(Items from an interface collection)
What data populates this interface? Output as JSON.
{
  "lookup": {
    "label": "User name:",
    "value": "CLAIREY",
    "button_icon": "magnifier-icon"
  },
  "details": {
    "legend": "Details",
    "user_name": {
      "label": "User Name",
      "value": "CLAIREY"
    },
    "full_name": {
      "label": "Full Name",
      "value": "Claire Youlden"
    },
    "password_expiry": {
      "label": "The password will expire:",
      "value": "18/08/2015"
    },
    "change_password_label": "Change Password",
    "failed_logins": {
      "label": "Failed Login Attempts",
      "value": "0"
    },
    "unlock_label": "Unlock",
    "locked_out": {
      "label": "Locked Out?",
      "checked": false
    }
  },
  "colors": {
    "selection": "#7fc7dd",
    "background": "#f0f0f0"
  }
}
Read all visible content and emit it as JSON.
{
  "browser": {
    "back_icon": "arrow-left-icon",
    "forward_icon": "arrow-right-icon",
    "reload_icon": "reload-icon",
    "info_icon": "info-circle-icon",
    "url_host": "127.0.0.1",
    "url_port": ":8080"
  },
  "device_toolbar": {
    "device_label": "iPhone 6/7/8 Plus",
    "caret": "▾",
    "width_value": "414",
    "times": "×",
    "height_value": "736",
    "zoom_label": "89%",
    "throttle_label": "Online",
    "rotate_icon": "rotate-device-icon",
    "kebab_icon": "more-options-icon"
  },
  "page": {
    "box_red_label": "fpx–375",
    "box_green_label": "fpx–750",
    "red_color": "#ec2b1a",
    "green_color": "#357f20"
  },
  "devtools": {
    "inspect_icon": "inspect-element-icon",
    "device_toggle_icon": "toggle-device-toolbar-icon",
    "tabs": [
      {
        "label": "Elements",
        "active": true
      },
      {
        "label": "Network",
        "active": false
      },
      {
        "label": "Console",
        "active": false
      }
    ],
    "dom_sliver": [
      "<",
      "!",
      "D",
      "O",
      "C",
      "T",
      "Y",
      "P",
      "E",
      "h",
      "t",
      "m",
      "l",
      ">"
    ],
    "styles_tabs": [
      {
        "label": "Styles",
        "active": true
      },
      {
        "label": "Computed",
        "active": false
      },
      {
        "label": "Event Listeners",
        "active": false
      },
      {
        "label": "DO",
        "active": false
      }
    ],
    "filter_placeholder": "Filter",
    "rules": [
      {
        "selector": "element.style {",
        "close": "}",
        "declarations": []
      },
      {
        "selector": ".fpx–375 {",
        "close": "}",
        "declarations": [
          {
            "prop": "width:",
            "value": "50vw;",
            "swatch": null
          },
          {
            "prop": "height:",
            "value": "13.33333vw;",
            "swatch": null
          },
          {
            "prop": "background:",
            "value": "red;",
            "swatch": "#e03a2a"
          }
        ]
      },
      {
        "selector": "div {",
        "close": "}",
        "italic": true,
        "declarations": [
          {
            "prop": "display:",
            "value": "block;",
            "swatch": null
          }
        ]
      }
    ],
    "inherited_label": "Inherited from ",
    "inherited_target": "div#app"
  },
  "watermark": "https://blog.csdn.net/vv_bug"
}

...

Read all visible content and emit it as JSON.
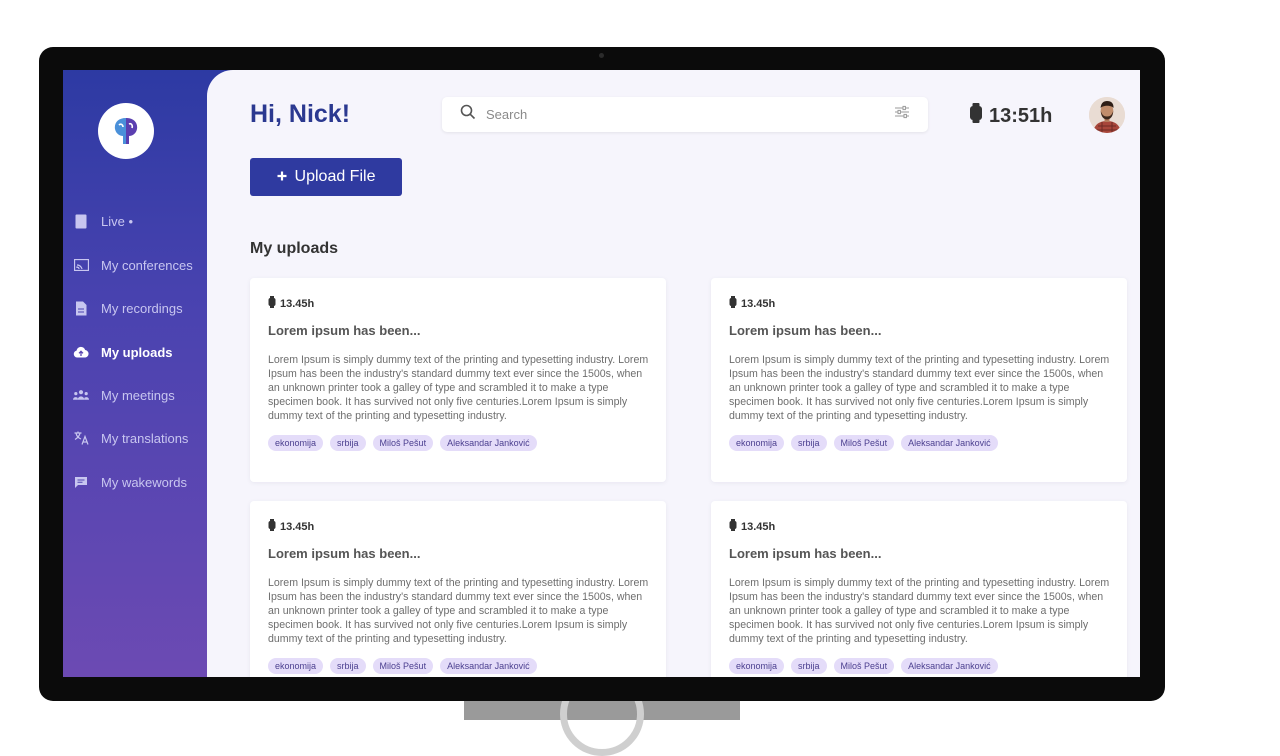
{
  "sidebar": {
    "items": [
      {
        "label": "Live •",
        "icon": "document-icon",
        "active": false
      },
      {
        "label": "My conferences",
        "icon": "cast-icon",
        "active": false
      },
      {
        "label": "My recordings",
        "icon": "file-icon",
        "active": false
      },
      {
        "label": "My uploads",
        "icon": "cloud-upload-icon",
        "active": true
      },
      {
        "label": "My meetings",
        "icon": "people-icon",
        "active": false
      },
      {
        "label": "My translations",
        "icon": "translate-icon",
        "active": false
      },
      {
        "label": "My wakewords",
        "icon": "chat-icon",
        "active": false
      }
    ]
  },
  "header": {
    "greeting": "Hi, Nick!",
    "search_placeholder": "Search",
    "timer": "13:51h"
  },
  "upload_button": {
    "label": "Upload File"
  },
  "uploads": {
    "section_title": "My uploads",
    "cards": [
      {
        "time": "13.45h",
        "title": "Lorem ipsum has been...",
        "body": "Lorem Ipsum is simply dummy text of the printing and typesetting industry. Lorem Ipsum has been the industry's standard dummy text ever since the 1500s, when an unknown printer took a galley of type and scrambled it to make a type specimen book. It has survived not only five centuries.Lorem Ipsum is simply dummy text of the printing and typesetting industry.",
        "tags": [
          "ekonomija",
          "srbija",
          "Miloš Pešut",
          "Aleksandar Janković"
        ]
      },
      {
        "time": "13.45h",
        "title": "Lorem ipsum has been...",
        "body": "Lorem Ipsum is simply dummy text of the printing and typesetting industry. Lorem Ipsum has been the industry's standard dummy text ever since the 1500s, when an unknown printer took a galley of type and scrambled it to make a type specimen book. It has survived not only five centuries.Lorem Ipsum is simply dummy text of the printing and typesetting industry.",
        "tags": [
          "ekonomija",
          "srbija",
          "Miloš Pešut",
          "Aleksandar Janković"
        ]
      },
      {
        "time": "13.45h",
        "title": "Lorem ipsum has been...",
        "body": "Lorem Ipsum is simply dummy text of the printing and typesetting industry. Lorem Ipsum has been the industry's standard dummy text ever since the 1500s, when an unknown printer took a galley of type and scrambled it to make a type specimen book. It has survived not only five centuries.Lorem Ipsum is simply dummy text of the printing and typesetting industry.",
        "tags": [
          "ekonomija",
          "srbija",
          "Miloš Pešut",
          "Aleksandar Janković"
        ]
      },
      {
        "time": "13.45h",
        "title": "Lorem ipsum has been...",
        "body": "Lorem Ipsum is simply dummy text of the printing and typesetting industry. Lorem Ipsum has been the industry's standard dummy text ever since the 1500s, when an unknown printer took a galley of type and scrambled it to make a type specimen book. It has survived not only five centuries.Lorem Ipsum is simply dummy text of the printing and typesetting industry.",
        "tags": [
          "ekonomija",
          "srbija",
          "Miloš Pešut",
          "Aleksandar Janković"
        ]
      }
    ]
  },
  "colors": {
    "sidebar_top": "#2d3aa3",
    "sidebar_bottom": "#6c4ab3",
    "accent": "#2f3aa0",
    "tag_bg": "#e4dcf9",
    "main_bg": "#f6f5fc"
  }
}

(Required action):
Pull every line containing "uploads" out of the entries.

(Written answer):
        "label": "My uploads",
  "uploads": {
    "section_title": "My uploads",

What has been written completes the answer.